In the entries below, how many lines contain the string "index"? State the number and nothing else.
-------- Extracted data --------
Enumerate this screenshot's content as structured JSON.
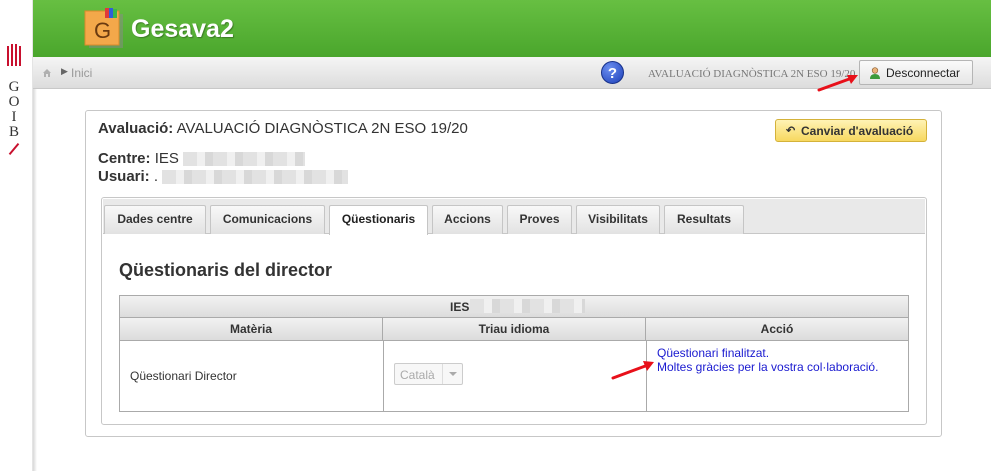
{
  "brand": {
    "letters": [
      "G",
      "O",
      "I",
      "B"
    ]
  },
  "app": {
    "title": "Gesava2",
    "logo_letter": "G"
  },
  "toolbar": {
    "breadcrumb": "Inici",
    "help_label": "?",
    "evaluation": "AVALUACIÓ DIAGNÒSTICA 2N ESO 19/20",
    "logout_label": "Desconnectar"
  },
  "info": {
    "evaluation_label": "Avaluació:",
    "evaluation_value": "AVALUACIÓ DIAGNÒSTICA 2N ESO 19/20",
    "centre_label": "Centre:",
    "centre_value": "IES",
    "user_label": "Usuari:",
    "user_value": "."
  },
  "change_button": {
    "icon": "undo-arrow-icon",
    "label": "Canviar d'avaluació"
  },
  "tabs": [
    {
      "label": "Dades centre"
    },
    {
      "label": "Comunicacions"
    },
    {
      "label": "Qüestionaris"
    },
    {
      "label": "Accions"
    },
    {
      "label": "Proves"
    },
    {
      "label": "Visibilitats"
    },
    {
      "label": "Resultats"
    }
  ],
  "active_tab": "Qüestionaris",
  "section": {
    "title": "Qüestionaris del director"
  },
  "table": {
    "group_header": "IES",
    "headers": [
      "Matèria",
      "Triau idioma",
      "Acció"
    ],
    "row": {
      "materia": "Qüestionari Director",
      "idioma": "Català",
      "accio_line1": "Qüestionari finalitzat.",
      "accio_line2": "Moltes gràcies per la vostra col·laboració."
    }
  },
  "colors": {
    "header_green": "#4aa62c",
    "annotation_red": "#e8101a",
    "link_blue": "#1a1ad0",
    "button_yellow": "#f7d860"
  }
}
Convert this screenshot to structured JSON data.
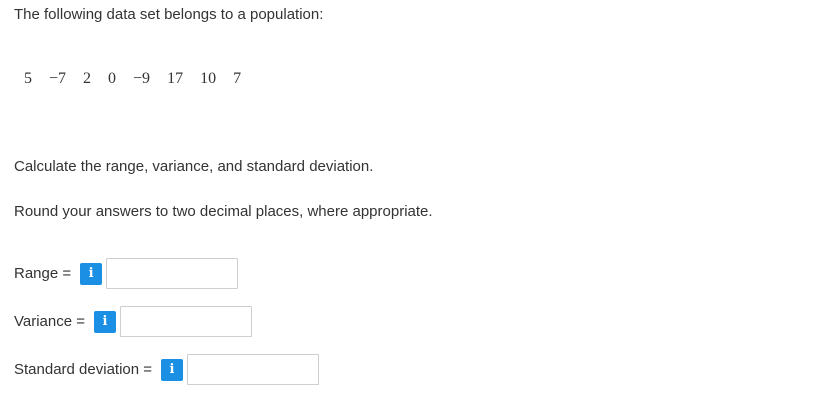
{
  "problem": {
    "intro": "The following data set belongs to a population:",
    "dataset": [
      "5",
      "−7",
      "2",
      "0",
      "−9",
      "17",
      "10",
      "7"
    ],
    "instruction_1": "Calculate the range, variance, and standard deviation.",
    "instruction_2": "Round your answers to two decimal places, where appropriate."
  },
  "answers": {
    "range": {
      "label": "Range =",
      "value": ""
    },
    "variance": {
      "label": "Variance =",
      "value": ""
    },
    "standard_deviation": {
      "label": "Standard deviation =",
      "value": ""
    }
  },
  "info_icon": {
    "glyph": "i",
    "icon": "info-icon",
    "color": "#1a8fe3"
  }
}
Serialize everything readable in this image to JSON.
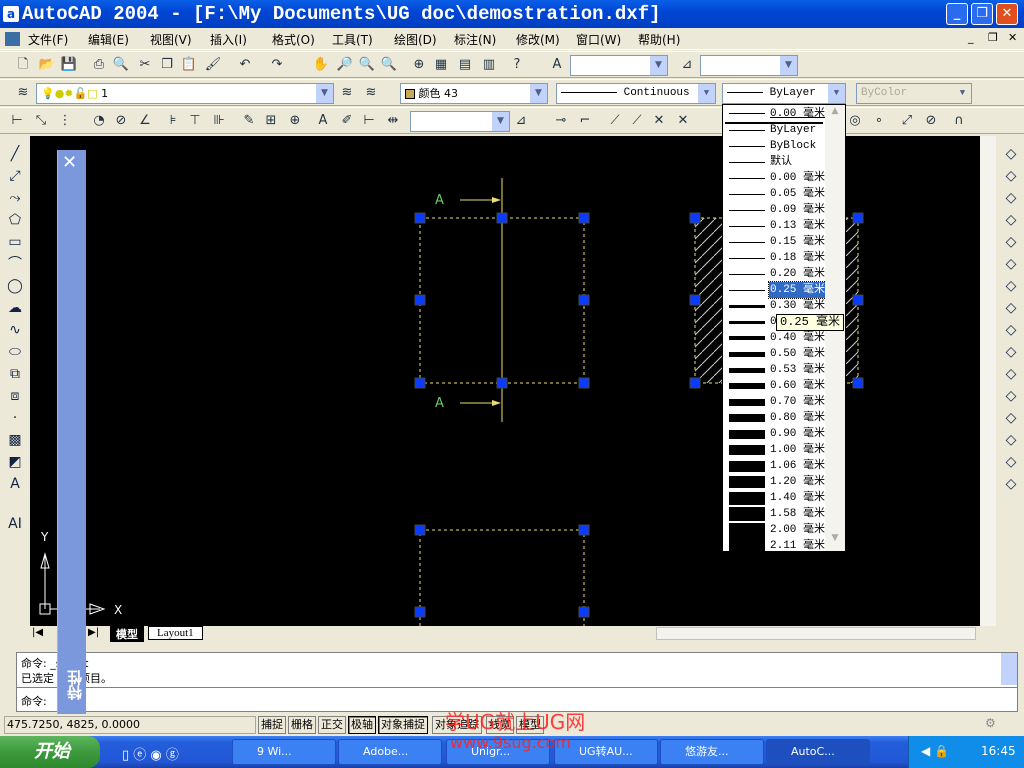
{
  "window": {
    "title": "AutoCAD 2004 - [F:\\My Documents\\UG doc\\demostration.dxf]",
    "minimize": "_",
    "restore": "❐",
    "close": "✕"
  },
  "menu": [
    "文件(F)",
    "编辑(E)",
    "视图(V)",
    "插入(I)",
    "格式(O)",
    "工具(T)",
    "绘图(D)",
    "标注(N)",
    "修改(M)",
    "窗口(W)",
    "帮助(H)"
  ],
  "layer_combo": {
    "value": "1"
  },
  "color_combo": {
    "value": "颜色 43",
    "swatch": "#c8a85a"
  },
  "linetype_combo": {
    "value": "Continuous"
  },
  "lineweight_combo": {
    "value": "ByLayer"
  },
  "plotstyle_combo": {
    "value": "ByColor"
  },
  "lineweight_dropdown": {
    "current": "0.00 毫米",
    "items": [
      {
        "label": "ByLayer",
        "w": 1
      },
      {
        "label": "ByBlock",
        "w": 1
      },
      {
        "label": "默认",
        "w": 1
      },
      {
        "label": "0.00 毫米",
        "w": 1
      },
      {
        "label": "0.05 毫米",
        "w": 1
      },
      {
        "label": "0.09 毫米",
        "w": 1
      },
      {
        "label": "0.13 毫米",
        "w": 1
      },
      {
        "label": "0.15 毫米",
        "w": 1
      },
      {
        "label": "0.18 毫米",
        "w": 1
      },
      {
        "label": "0.20 毫米",
        "w": 1
      },
      {
        "label": "0.25 毫米",
        "w": 1,
        "selected": true
      },
      {
        "label": "0.30 毫米",
        "w": 3
      },
      {
        "label": "0.35 毫米",
        "w": 3
      },
      {
        "label": "0.40 毫米",
        "w": 4
      },
      {
        "label": "0.50 毫米",
        "w": 5
      },
      {
        "label": "0.53 毫米",
        "w": 5
      },
      {
        "label": "0.60 毫米",
        "w": 6
      },
      {
        "label": "0.70 毫米",
        "w": 7
      },
      {
        "label": "0.80 毫米",
        "w": 8
      },
      {
        "label": "0.90 毫米",
        "w": 9
      },
      {
        "label": "1.00 毫米",
        "w": 10
      },
      {
        "label": "1.06 毫米",
        "w": 11
      },
      {
        "label": "1.20 毫米",
        "w": 12
      },
      {
        "label": "1.40 毫米",
        "w": 13
      },
      {
        "label": "1.58 毫米",
        "w": 14
      },
      {
        "label": "2.00 毫米",
        "w": 15
      },
      {
        "label": "2.11 毫米",
        "w": 16
      }
    ],
    "tooltip": "0.25 毫米"
  },
  "drawing": {
    "section_label_top": "A",
    "section_label_bottom": "A",
    "grip_color": "#0a3cff",
    "line_color": "#e8e070",
    "axis_x": "X",
    "axis_y": "Y"
  },
  "layout_tabs": [
    "模型",
    "Layout1"
  ],
  "properties_panel": {
    "title": "特性",
    "close": "✕"
  },
  "command": {
    "lines": [
      "命令: _select",
      "已选定 1 个项目。"
    ],
    "prompt": "命令:"
  },
  "status": {
    "coords": "475.7250, 4825, 0.0000",
    "toggles": [
      {
        "label": "捕捉",
        "on": false
      },
      {
        "label": "栅格",
        "on": false
      },
      {
        "label": "正交",
        "on": false
      },
      {
        "label": "极轴",
        "on": true
      },
      {
        "label": "对象捕捉",
        "on": true
      },
      {
        "label": "对象追踪",
        "on": false
      },
      {
        "label": "线宽",
        "on": false
      },
      {
        "label": "模型",
        "on": false
      }
    ]
  },
  "taskbar": {
    "start": "开始",
    "tasks": [
      {
        "label": "9 Wi...",
        "active": false
      },
      {
        "label": "Adobe...",
        "active": false
      },
      {
        "label": "Unigr...",
        "active": false
      },
      {
        "label": "UG转AU...",
        "active": false
      },
      {
        "label": "悠游友...",
        "active": false
      },
      {
        "label": "AutoC...",
        "active": true
      }
    ],
    "clock": "16:45"
  },
  "watermark": {
    "line1": "学UG就上UG网",
    "line2": "www.9sug.com"
  }
}
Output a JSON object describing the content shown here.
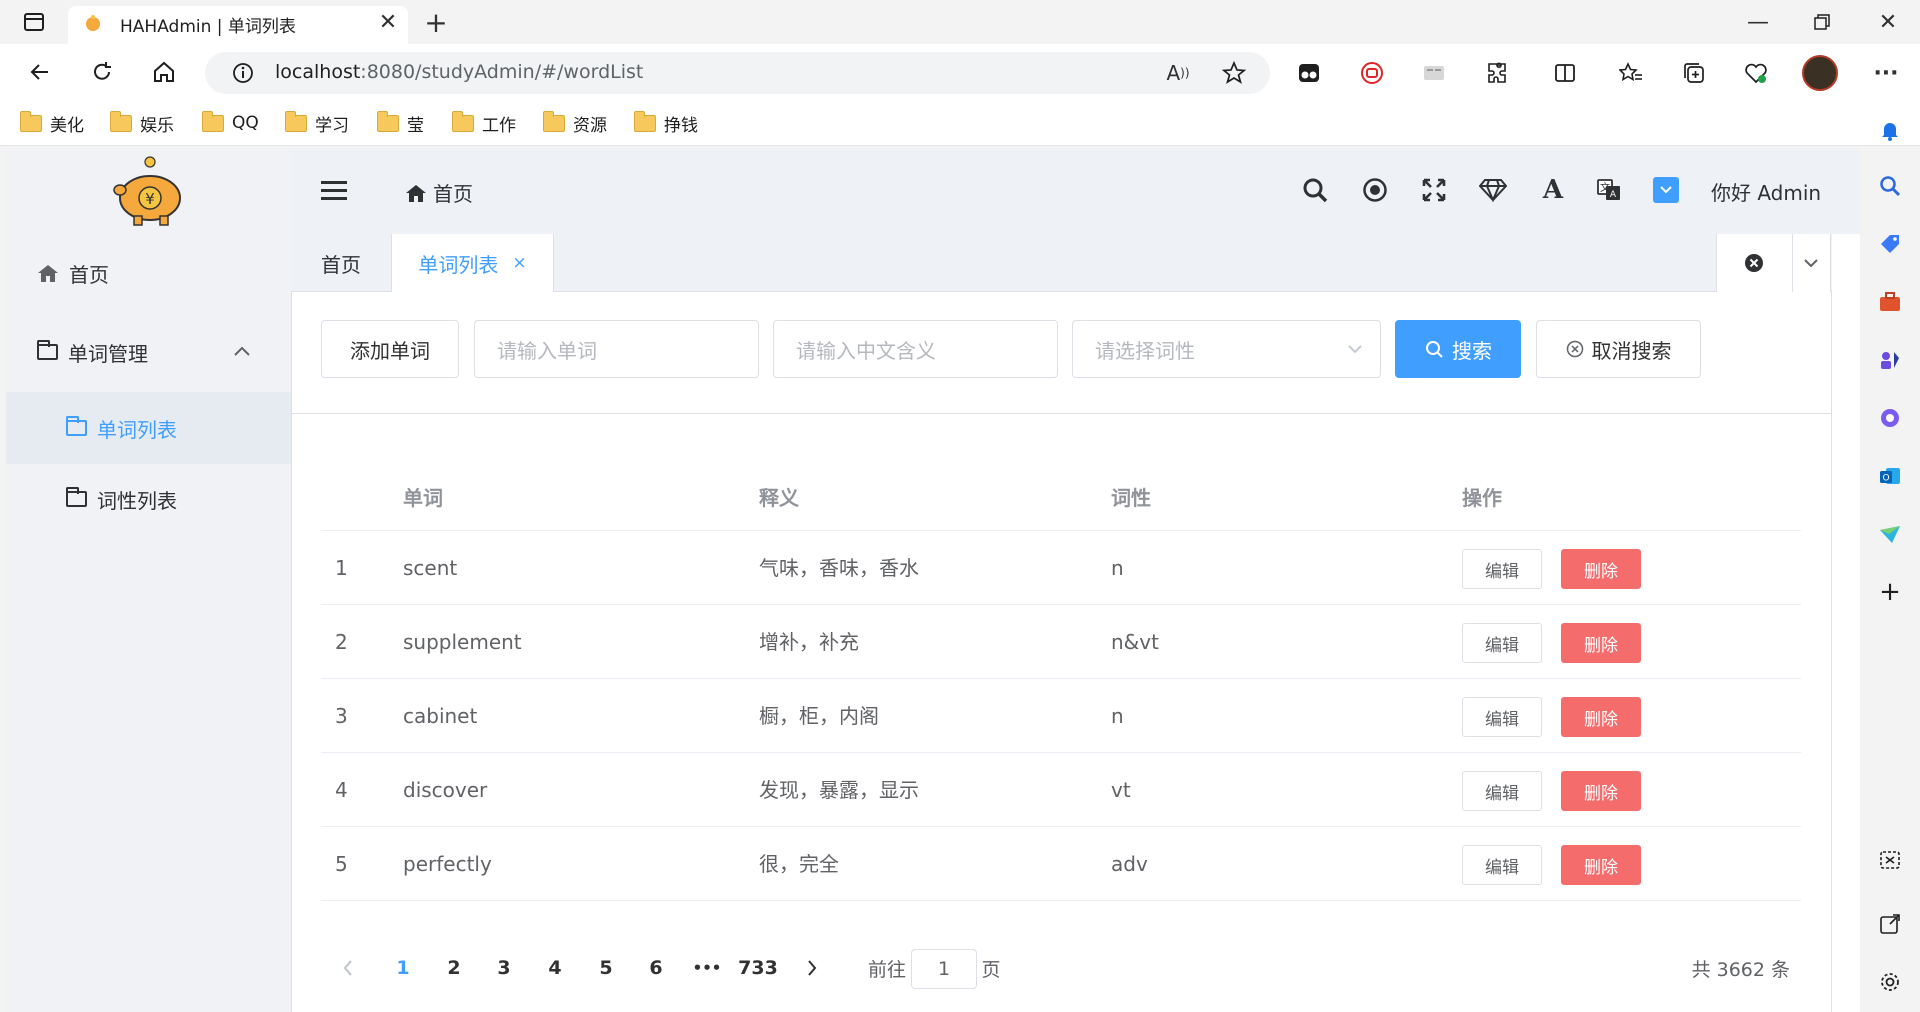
{
  "browser": {
    "tab_title": "HAHAdmin | 单词列表",
    "url_host": "localhost",
    "url_rest": ":8080/studyAdmin/#/wordList",
    "bookmarks": [
      "美化",
      "娱乐",
      "QQ",
      "学习",
      "莹",
      "工作",
      "资源",
      "挣钱"
    ]
  },
  "sidebar": {
    "logo_icon": "piggy-bank-icon",
    "items": [
      {
        "label": "首页",
        "icon": "home-icon"
      },
      {
        "label": "单词管理",
        "icon": "folder-icon"
      },
      {
        "label": "单词列表",
        "icon": "folder-icon",
        "active": true
      },
      {
        "label": "词性列表",
        "icon": "folder-icon"
      }
    ]
  },
  "header": {
    "breadcrumb": "首页",
    "greeting": "你好 Admin"
  },
  "tabs": [
    {
      "label": "首页"
    },
    {
      "label": "单词列表",
      "close": "×",
      "active": true
    }
  ],
  "filters": {
    "add_button": "添加单词",
    "word_placeholder": "请输入单词",
    "meaning_placeholder": "请输入中文含义",
    "pos_placeholder": "请选择词性",
    "search_button": "搜索",
    "cancel_button": "取消搜索"
  },
  "table": {
    "columns": [
      "单词",
      "释义",
      "词性",
      "操作"
    ],
    "rows": [
      {
        "index": "1",
        "word": "scent",
        "meaning": "气味，香味，香水",
        "pos": "n"
      },
      {
        "index": "2",
        "word": "supplement",
        "meaning": "增补，补充",
        "pos": "n&vt"
      },
      {
        "index": "3",
        "word": "cabinet",
        "meaning": "橱，柜，内阁",
        "pos": "n"
      },
      {
        "index": "4",
        "word": "discover",
        "meaning": "发现，暴露，显示",
        "pos": "vt"
      },
      {
        "index": "5",
        "word": "perfectly",
        "meaning": "很，完全",
        "pos": "adv"
      }
    ],
    "edit_label": "编辑",
    "delete_label": "删除"
  },
  "pagination": {
    "pages": [
      "1",
      "2",
      "3",
      "4",
      "5",
      "6"
    ],
    "ellipsis": "•••",
    "last_page": "733",
    "current": "1",
    "goto_prefix": "前往",
    "goto_value": "1",
    "goto_suffix": "页",
    "total": "共 3662 条"
  },
  "colors": {
    "primary": "#409eff",
    "danger": "#f56c6c",
    "sidebar_bg": "#f0f2f5"
  }
}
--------
■ **Answer to this task**: 5